This week is Passion week and the Gospel reading assigned is the whole of the Passion narrative recorded in Luke’s Gospel.  It is a very long reading spanning two chapters, but it is a wonderful opportunity to grasp something of the enormity of Jesus’ sacrifice and love for us.  What strikes us about the whole narrative covering the last supper, the arrest, the trial, the crucifixion and the death of Jesus?  The answer is more than words can tell here but, for me, two words stand out.  Those two words are ‘humble obedience’.  In an age when the church celebrates intellect, fluent oratory and leadership perhaps we neglect these two crucial (this word is derived from cross) qualities.  Jesus had unlimited intelligence, great oratory skills and outstanding leadership qualities but He also had phenomenal humility and obedience to see him through his Passion.  This Holy Week let us exercise these God-given gifts and see how our world responds.  Let me leave you with the Epistle reading for this week: “Your attitude should be the same as Christ Jesus had.  Though he was God, he did not demand and cling to his rights as God.  He made himself nothing; he took the humble position of slave and appeared in human form.  And in human form he obediently humbled himself even further by dying a criminal’s death on a cross”.  AMEN.

Fifth Sunday in Lent

The Bible passage assigned to this week, the week before Palm Sunday, is the story of Mary anointing Jesus’ feet with expensive perfume.  In a sense this passage looks skilfully backwards and forwards.  Last week was the story of the prodigal (son).  Mary is the female incarnation of the father in that story.  She too is filled with extravagant love.  The story of Mary also looks forward.  In washing Jesus’ feet, Mary is acting as a precursor to Jesus washing his disciples’ feet at the last supper.  Mary, in a sense understands the role of true discipleship.  The story is also rich with Easter imagery.  Jesus is about to be crucified and his body placed in a tomb.  The stench of a dead body, like the events involving Lazarus, is contrasted with the sweet smell of perfume that Mary brings to Jesus.  However, the main point of this whole passage is the contrast that it draws between Mary and Judas.  Mary’s love is extravagant, sincere and selfless.  Judas’ actions are stingy, deceitful and self-serving.  Yes, there is always a case for good stewardship of resources, but this should not cause us to be mean.  Despite the terrible poverty in the world, I still, on occasion, buy my children an ice-cream often when they have done nothing special to deserve it.  God is like that with us.  Mary was like that with Jesus on this occasion and Jesus recognised in her a true disciple and that is why he commends her.

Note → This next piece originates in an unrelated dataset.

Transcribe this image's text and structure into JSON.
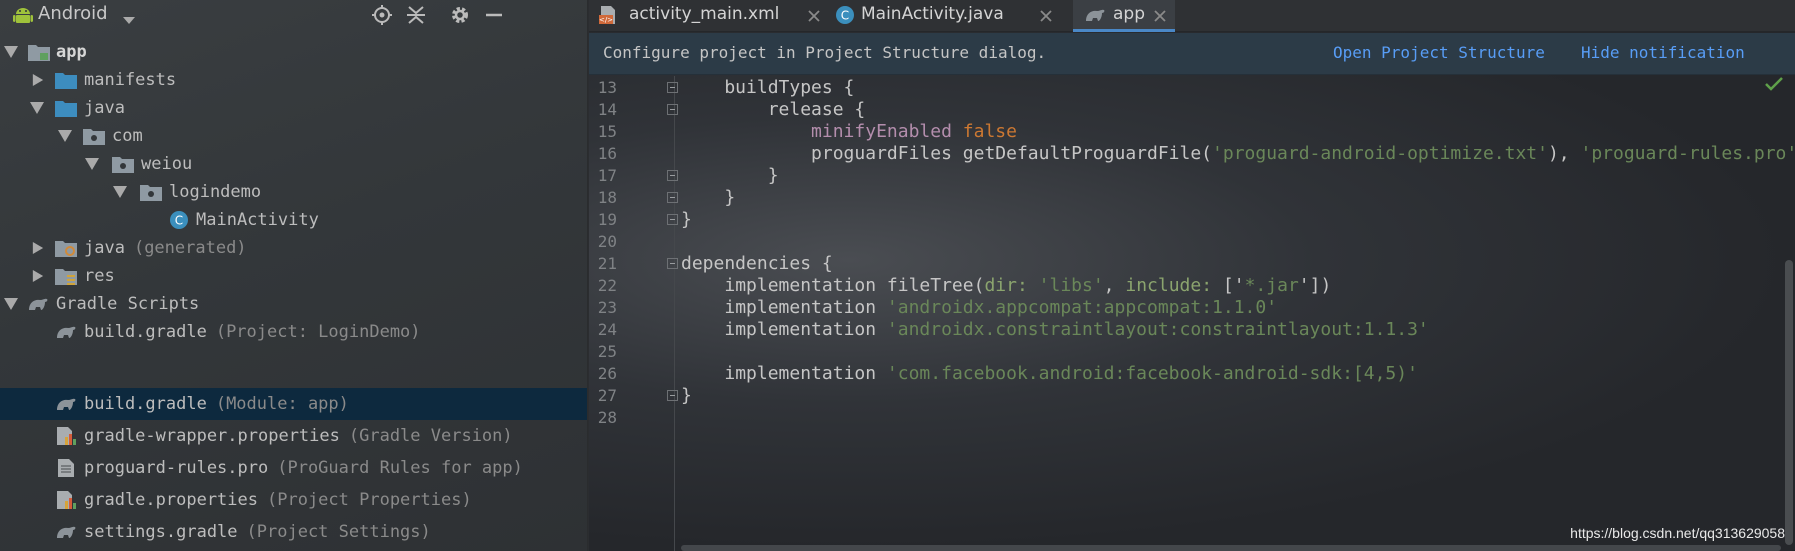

Fourth Sunday in Lent

What is it in our Christian lives that makes us happiest?  The Bible reading this week is the parable of the prodigal (son).  This is one of Jesus’ greatest parables because in it we see the heart of the Father.  The Father delights in a repentant sinner.  In the charity CAP, a bell was rung in the head office every time someone came to faith through the ministry of CAP.  This must be like the response in heaven as God delights in someone coming to faith.  Earlier on in the Biblical narrative, the shepherd goes looking for the one sheep who went astray from the ninety-nine.  God is like that.  He is passionate about welcoming people into the kingdom from all walks of life, backgrounds and circumstances.  Back to the question at the start about what makes us happiest?  If we love God, we need to re-discover his heart in ours.  His greatest joy should be our greatest joy.  How wonderful for everyone, one day, to come to know God as God.  We should all strive to hasten that day by every possible means.  Or, in the words of the classic hymn by Arthur Campbell Ainger, “nearer and nearer draws the time, the time that shall surely be when the earth shall be filled with the glory of God as the waters cover the sea.”  That, surely, above all else, should make us happiest.